• [Activity]
This exercise calls for printing every record exactly once more.

○ ○ ○

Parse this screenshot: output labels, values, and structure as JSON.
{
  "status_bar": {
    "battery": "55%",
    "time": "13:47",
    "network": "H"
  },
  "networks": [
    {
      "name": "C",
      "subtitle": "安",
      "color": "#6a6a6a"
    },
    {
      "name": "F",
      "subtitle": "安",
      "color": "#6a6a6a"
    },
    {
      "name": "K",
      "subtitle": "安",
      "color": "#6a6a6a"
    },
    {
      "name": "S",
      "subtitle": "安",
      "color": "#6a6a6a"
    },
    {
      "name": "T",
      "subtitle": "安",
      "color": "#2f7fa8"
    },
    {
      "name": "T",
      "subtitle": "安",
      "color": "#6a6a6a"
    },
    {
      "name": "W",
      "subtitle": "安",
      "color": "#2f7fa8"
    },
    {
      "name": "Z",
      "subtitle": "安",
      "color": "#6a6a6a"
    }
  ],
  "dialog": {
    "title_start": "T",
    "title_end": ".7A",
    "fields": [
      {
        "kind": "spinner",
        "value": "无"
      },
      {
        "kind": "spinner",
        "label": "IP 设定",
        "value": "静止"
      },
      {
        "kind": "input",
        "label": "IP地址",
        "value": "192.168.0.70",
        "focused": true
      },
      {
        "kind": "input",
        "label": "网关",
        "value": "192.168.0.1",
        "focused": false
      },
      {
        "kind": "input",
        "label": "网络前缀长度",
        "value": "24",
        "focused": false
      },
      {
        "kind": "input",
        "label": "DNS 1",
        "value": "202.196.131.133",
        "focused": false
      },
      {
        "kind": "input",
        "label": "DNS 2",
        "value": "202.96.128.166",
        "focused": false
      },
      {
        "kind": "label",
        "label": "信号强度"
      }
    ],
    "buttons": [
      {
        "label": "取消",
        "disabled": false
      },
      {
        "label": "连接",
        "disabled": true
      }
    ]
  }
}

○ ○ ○

• [Output for this task]
Parse this screenshot: output labels, values, and structure as JSON.
{
  "status_bar": {
    "battery": "55%",
    "time": "13:47",
    "network": "H"
  },
  "networks": [
    {
      "name": "C",
      "subtitle": "安",
      "color": "#6a6a6a"
    },
    {
      "name": "F",
      "subtitle": "安",
      "color": "#6a6a6a"
    },
    {
      "name": "K",
      "subtitle": "安",
      "color": "#6a6a6a"
    },
    {
      "name": "S",
      "subtitle": "安",
      "color": "#6a6a6a"
    },
    {
      "name": "T",
      "subtitle": "安",
      "color": "#2f7fa8"
    },
    {
      "name": "T",
      "subtitle": "安",
      "color": "#6a6a6a"
    },
    {
      "name": "W",
      "subtitle": "安",
      "color": "#2f7fa8"
    },
    {
      "name": "Z",
      "subtitle": "安",
      "color": "#6a6a6a"
    }
  ],
  "dialog": {
    "title_start": "T",
    "title_end": ".7A",
    "fields": [
      {
        "kind": "spinner",
        "value": "无"
      },
      {
        "kind": "spinner",
        "label": "IP 设定",
        "value": "静止"
      },
      {
        "kind": "input",
        "label": "IP地址",
        "value": "192.168.0.70",
        "focused": true
      },
      {
        "kind": "input",
        "label": "网关",
        "value": "192.168.0.1",
        "focused": false
      },
      {
        "kind": "input",
        "label": "网络前缀长度",
        "value": "24",
        "focused": false
      },
      {
        "kind": "input",
        "label": "DNS 1",
        "value": "202.196.131.133",
        "focused": false
      },
      {
        "kind": "input",
        "label": "DNS 2",
        "value": "202.96.128.166",
        "focused": false
      },
      {
        "kind": "label",
        "label": "信号强度"
      }
    ],
    "buttons": [
      {
        "label": "取消",
        "disabled": false
      },
      {
        "label": "连接",
        "disabled": true
      }
    ]
  }
}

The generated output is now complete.